Please use this identifier to cite or link to this item: https://ahro.austin.org.au/austinjspui/handle/1/16971
Title: Nurses attitudes and practices towards provision of survivorship care for people with a haematological cancer on completion of treatment
Austin Authors: Chan, Raymond Javan;Button, Elise;Thomas, Alison;Gates, Priscilla ;Yates, Patsy
Affiliation: Cancer Care Services, Royal Brisbane and Women's Hospital, Herston, Queensland, Australia
School of Nursing, Queensland University of Technology, Kelvin Grove Road, Kelvin Grove, Queensland, Australia
Institute of Health and Biomedical Innovation, Queensland University of Technology, Kelvin Grove, Queensland, Australia
Olivia Newton-John Cancer and Wellness Centre, Austin Health, Heidelberg, Victoria, Australia
Centre for Palliative Care Research and Education, Herston, Queensland, Australia
Issue Date: 14-Nov-2017
metadata.dc.date: 2017-11-14
Publication information: Supportive Care in Cancer 2018; 26(5): 1401-1409
Abstract: PURPOSE: The purpose of this study is to assess cancer nurses' perceptions of responsibility, confidence levels and practice in relation to survivorship care for people with a haematological malignancy on completion of treatment. METHODS: A prospective cross-sectional survey was conducted. An online survey was distributed to members of two Australian professional bodies. RESULTS: A total of 310 cancer nurses participated in the study, representing a response rate of 28%. The participants generally agreed that all survivorship care items were part of their role. Of the 17 survivorship care items, the three items receiving the lowest confidence scores were discussing fertility issues, discussing employment and financial issues and discussing how to identify signs of cancer recurrence. The least performed survivorship care items were discussing fertility issues, communicating survivorship care with primary healthcare team (i.e. general practitioners) and discussing sexuality issues. Older age, more years of experience, having a post-graduate qualification and working in non-metropolitan area were associated with higher levels of perception of responsibilities and confidence (pā€‰<ā€‰0.05). The top ranked barriers to survivorship care were reported to be lack of end-of-treatment consultation dedicated to survivorship care, time and an appropriate physical space for delivering care. CONCLUSIONS: Cancer nurses perceive key aspects of survivorship care to be part of their role, however there remains variations in practice and confidence with respect to implementation of survivorship care practices. IMPLICATIONS FOR CANCER SURVIVORS: Interventions that focus on enhancing the capability of cancer nurses and eliminating barriers identified in this study have the potential to improve quality survivorship care provision.
URI: http://ahro.austin.org.au/austinjspui/handle/1/16971
DOI: 10.1007/s00520-017-3972-5
PubMed URL: 29138956
Type: Journal Article
Subjects: Barriers
Haematological cancer;
Nurses
Post-treatment
Survivorship
Appears in Collections:Journal articles

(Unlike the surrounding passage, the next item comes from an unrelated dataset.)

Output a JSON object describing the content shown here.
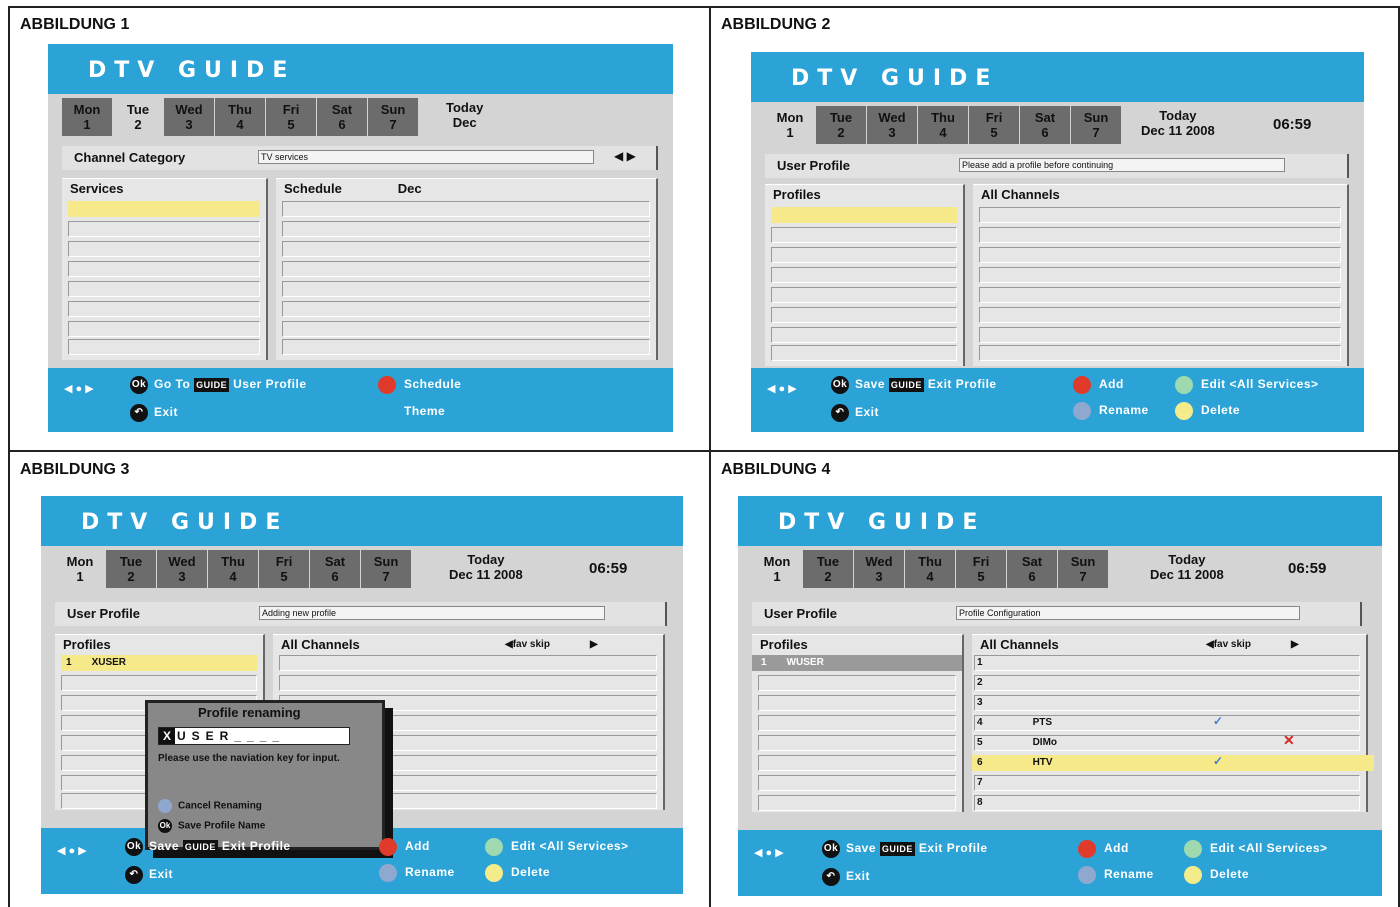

Show full item record

Page view(s)

2
checked on Dec 2, 2022

Google ScholarTM

Check


Items in AHRO are protected by copyright, with all rights reserved, unless otherwise indicated.